Pointer aliasing refers to the situation where the same memory location can be accessed using different pointer names. The strict aliasing rule in C/C++ means that pointers are assumed not to alias if they point to fundamentally different types. Aliasing introduces strong constraints on program execution order. The following shows the aliasing of p and q.

Figure 1. Pointer Aliasing

The following is an example of pointer aliasing, in which both the pointers p and q point to the same address. The assembly language code produced by the compiler is shown in the middle column, and the operations and clock cycles are shown on the right.

Figure 2. Aliasing Code Example

By adding the restrict keyword into this code example, the compiler can optimize the resulting assembly language to increase parallelization of the operations in hardware. The following example shows that using the restrict keyword to prevent aliasing uses fewer clock cycles to complete the same operation.

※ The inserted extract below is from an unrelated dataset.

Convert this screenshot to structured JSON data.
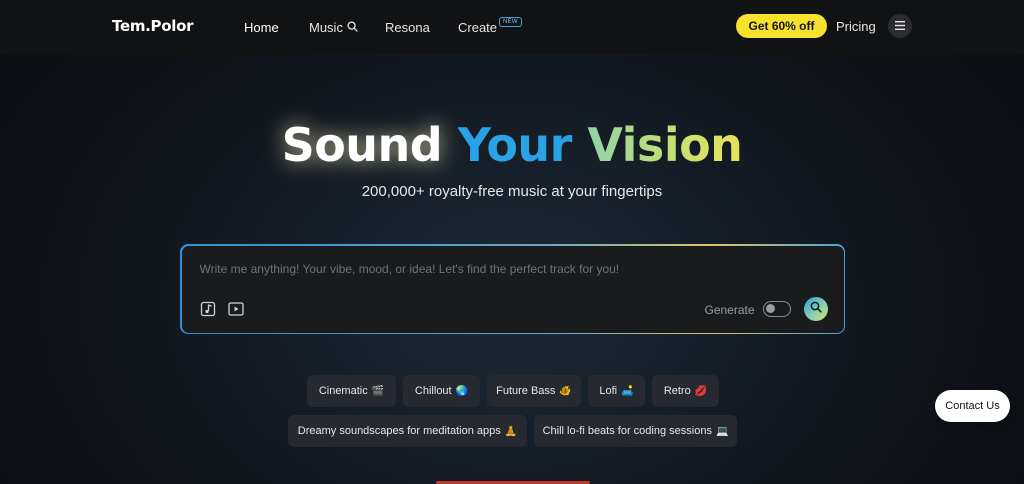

Figure 3. Use of restrict Keyword to Avoid Aliasing

Memory Dependencies

Memory dependencies in the code can limit the kinds of optimizations attempted by the compiler. For example in the code below, xyz and pointers p and q might be unrelated. However, within the function code both pointer p and pointer q point to same global variable xyz. The compiler must guarantee the correct execution under both these conditions. Due to these kinds of memory dependencies the compiler needs to be conservative and limit optimizations.

Figure 4. Unrelated Pointers